══ GIVEN RECORDS ══
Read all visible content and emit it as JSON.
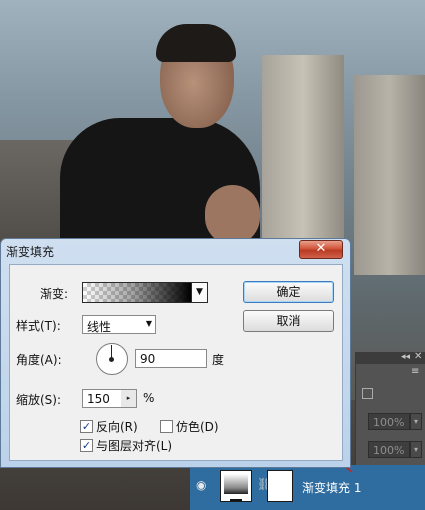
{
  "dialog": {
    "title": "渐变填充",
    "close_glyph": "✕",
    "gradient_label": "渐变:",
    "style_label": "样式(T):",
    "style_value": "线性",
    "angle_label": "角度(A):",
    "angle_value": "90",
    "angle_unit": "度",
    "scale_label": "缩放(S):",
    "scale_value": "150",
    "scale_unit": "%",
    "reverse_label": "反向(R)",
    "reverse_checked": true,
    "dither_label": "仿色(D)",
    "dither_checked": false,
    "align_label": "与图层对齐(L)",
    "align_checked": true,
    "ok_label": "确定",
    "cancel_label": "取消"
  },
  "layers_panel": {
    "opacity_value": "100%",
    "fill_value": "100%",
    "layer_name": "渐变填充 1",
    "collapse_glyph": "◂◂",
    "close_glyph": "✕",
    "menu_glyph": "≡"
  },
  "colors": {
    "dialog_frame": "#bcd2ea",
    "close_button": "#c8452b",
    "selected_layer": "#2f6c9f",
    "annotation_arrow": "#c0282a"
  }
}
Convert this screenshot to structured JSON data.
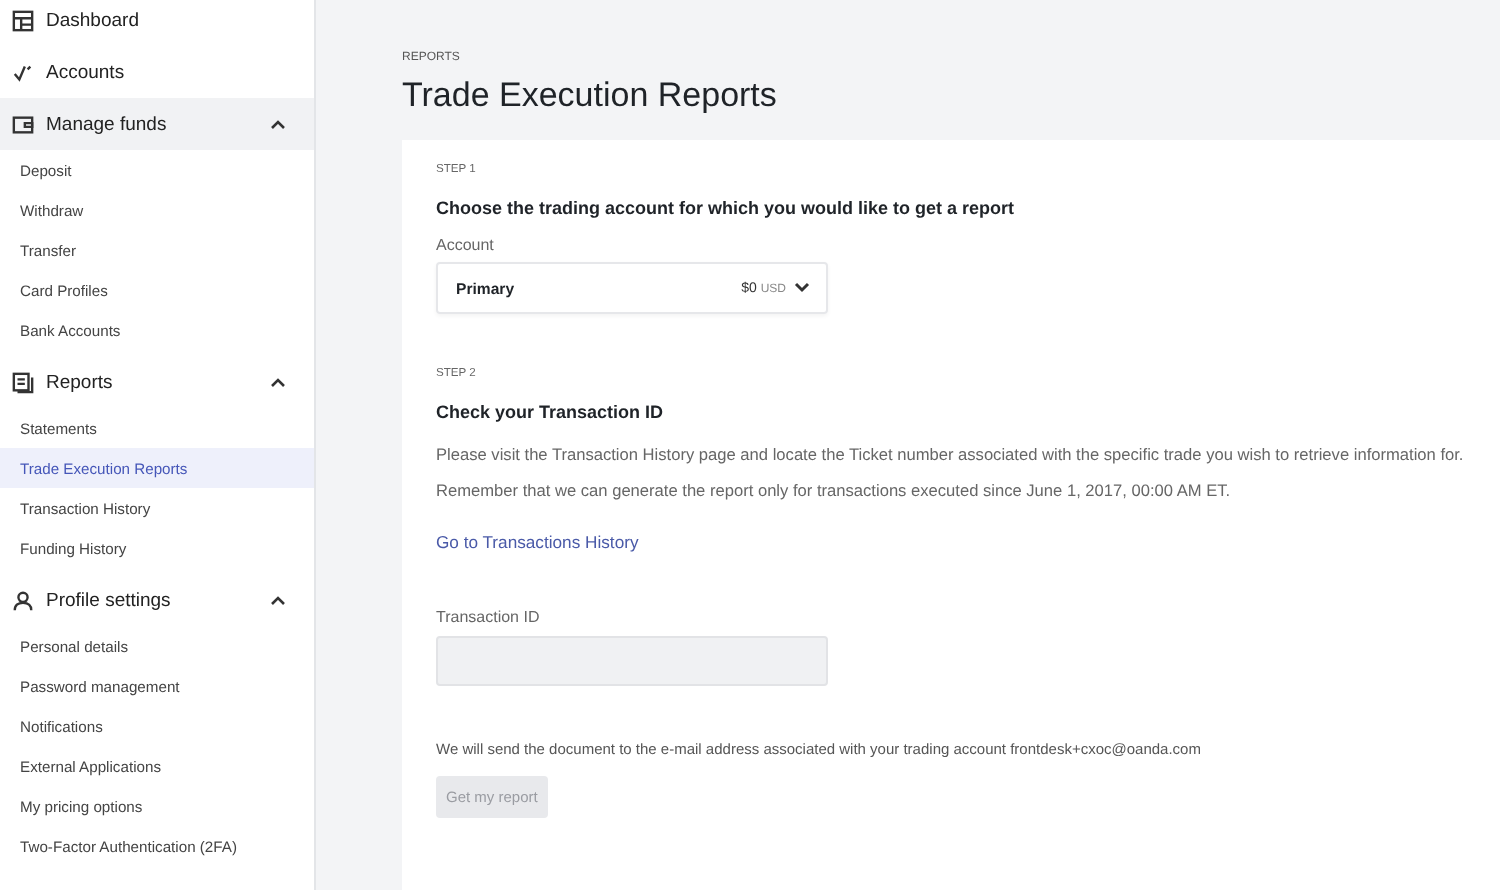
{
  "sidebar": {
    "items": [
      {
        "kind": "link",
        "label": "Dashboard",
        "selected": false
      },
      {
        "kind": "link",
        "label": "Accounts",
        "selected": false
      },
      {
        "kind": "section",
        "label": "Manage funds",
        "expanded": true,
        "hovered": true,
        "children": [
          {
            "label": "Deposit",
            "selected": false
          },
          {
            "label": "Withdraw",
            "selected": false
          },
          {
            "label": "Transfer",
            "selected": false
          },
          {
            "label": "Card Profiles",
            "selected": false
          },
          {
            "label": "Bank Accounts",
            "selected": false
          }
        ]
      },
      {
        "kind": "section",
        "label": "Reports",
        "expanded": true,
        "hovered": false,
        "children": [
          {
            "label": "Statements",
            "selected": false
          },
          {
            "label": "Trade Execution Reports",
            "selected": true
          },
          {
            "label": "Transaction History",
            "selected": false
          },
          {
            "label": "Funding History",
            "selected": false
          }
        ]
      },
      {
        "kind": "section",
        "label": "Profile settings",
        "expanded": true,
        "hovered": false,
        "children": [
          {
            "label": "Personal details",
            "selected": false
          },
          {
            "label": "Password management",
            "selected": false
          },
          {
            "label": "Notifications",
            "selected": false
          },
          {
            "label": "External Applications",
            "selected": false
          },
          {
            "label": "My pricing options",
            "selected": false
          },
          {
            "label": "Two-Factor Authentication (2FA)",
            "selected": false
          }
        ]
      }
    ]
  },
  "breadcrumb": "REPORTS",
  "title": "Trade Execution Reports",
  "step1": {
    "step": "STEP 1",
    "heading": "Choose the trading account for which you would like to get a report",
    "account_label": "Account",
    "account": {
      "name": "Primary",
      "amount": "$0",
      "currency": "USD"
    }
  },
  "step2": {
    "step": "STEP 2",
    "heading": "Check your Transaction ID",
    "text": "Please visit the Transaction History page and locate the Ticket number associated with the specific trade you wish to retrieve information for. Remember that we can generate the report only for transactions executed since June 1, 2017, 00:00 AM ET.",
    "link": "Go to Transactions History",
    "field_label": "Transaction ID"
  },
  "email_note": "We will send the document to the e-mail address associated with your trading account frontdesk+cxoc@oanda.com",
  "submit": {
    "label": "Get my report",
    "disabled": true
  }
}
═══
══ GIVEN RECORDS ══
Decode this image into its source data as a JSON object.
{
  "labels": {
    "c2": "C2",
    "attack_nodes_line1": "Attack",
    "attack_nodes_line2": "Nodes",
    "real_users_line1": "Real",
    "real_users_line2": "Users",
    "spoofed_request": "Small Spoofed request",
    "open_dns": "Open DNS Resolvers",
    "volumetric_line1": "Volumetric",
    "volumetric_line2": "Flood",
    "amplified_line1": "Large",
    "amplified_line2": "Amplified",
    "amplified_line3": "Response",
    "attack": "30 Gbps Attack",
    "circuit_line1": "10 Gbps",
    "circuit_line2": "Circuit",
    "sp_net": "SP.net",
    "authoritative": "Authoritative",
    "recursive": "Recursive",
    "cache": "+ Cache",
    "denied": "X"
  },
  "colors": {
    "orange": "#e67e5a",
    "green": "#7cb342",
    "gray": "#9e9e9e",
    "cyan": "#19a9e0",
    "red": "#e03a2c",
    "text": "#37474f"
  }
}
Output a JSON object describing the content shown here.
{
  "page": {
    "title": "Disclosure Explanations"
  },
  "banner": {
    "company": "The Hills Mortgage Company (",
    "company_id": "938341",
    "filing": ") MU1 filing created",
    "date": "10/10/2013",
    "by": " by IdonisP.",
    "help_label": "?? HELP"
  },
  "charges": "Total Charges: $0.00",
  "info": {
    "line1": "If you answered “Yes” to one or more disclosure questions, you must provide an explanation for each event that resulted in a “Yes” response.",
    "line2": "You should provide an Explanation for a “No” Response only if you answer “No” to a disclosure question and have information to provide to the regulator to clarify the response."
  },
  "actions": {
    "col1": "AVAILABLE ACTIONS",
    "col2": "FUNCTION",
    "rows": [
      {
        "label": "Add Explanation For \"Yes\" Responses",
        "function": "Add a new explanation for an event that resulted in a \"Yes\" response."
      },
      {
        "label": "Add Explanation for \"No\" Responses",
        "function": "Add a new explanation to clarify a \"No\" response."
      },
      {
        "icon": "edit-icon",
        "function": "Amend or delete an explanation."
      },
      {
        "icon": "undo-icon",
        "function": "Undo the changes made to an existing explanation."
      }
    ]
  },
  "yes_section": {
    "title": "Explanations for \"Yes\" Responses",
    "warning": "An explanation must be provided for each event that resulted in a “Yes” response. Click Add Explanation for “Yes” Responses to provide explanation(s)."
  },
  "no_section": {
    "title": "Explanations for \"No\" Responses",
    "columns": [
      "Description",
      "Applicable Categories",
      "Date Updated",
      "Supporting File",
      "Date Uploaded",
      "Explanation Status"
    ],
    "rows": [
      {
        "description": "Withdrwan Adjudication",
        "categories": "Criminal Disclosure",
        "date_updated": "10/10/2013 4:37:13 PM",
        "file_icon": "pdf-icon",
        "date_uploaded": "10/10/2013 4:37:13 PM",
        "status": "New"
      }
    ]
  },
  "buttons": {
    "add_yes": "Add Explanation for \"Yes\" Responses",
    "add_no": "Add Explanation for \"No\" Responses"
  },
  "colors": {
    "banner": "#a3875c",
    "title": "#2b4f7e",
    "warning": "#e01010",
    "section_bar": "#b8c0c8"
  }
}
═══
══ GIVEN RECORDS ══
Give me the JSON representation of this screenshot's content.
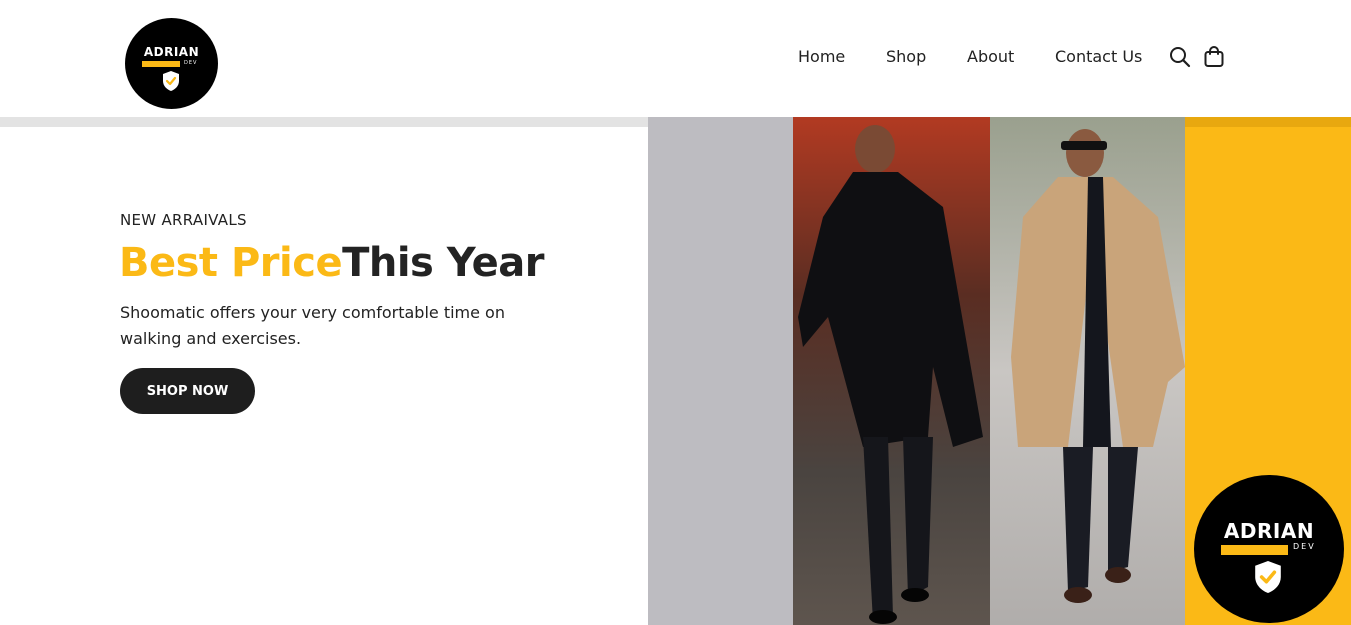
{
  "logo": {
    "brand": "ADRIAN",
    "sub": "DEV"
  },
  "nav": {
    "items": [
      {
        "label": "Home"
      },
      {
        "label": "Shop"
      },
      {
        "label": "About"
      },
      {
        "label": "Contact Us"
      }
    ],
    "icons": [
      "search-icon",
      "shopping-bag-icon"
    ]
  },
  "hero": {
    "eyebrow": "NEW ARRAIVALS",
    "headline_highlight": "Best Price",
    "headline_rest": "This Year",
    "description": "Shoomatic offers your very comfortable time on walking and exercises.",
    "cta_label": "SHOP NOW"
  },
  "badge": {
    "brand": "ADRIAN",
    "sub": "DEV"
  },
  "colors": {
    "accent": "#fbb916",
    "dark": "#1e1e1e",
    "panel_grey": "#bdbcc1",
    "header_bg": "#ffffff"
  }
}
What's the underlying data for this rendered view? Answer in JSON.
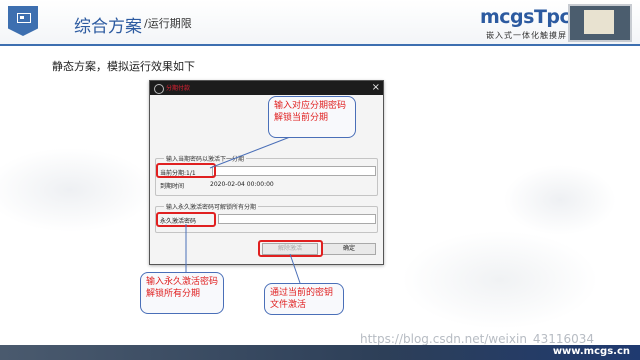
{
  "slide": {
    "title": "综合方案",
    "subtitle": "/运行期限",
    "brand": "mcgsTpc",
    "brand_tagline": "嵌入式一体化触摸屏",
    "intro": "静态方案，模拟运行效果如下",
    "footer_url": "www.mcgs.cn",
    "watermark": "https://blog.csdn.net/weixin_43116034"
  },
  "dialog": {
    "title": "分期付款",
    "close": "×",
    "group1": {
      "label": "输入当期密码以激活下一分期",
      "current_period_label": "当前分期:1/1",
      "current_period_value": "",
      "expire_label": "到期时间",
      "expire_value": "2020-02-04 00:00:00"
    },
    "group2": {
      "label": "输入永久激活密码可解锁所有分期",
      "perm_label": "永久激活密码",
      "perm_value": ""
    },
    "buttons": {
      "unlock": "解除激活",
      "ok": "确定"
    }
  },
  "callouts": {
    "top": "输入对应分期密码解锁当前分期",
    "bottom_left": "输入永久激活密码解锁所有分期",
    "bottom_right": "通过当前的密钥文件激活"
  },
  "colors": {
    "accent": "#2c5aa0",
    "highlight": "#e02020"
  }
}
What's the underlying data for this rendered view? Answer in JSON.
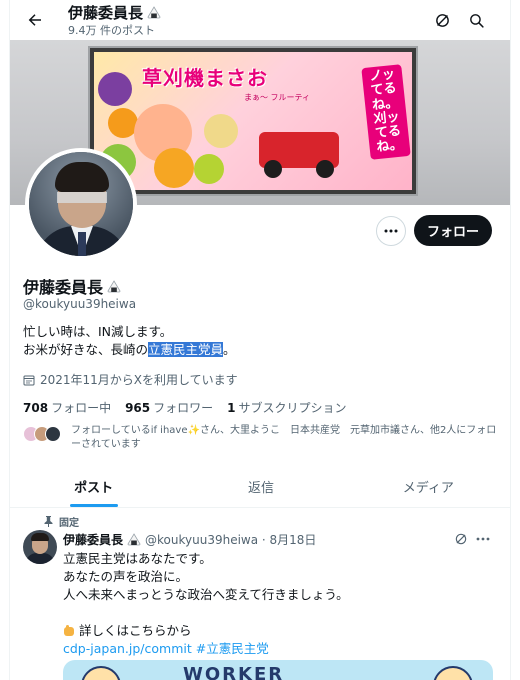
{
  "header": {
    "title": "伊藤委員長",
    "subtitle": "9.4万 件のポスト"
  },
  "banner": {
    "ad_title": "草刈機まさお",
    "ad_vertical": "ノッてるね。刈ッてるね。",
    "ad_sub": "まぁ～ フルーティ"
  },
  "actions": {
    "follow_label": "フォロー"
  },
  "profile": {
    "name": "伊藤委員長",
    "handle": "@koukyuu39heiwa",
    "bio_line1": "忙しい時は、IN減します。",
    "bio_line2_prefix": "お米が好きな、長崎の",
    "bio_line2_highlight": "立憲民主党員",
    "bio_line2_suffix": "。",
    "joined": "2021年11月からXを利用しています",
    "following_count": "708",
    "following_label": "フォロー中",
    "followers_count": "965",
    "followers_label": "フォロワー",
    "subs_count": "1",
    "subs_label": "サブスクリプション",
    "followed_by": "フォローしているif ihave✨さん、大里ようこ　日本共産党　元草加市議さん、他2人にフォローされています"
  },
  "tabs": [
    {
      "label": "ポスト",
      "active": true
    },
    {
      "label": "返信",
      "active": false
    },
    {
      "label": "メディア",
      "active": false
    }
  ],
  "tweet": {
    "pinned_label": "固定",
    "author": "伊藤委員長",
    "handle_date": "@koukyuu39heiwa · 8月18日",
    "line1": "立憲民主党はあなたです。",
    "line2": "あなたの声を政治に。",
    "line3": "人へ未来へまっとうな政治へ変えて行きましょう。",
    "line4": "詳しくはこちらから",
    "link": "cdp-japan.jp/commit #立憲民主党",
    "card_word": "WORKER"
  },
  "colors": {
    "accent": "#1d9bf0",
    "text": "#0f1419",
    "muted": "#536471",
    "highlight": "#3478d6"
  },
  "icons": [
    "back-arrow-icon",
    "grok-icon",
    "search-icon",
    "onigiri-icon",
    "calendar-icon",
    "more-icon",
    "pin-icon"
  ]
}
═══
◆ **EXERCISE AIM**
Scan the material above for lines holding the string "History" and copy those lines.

◆ **WRITTEN SOLUTION**
            "label": "Transaction History",
            "label": "Funding History",
    "text": "Please visit the Transaction History page and locate the Ticket number associated with the specific trade you wish to retrieve information for. Remember that we can generate the report only for transactions executed since June 1, 2017, 00:00 AM ET.",
    "link": "Go to Transactions History",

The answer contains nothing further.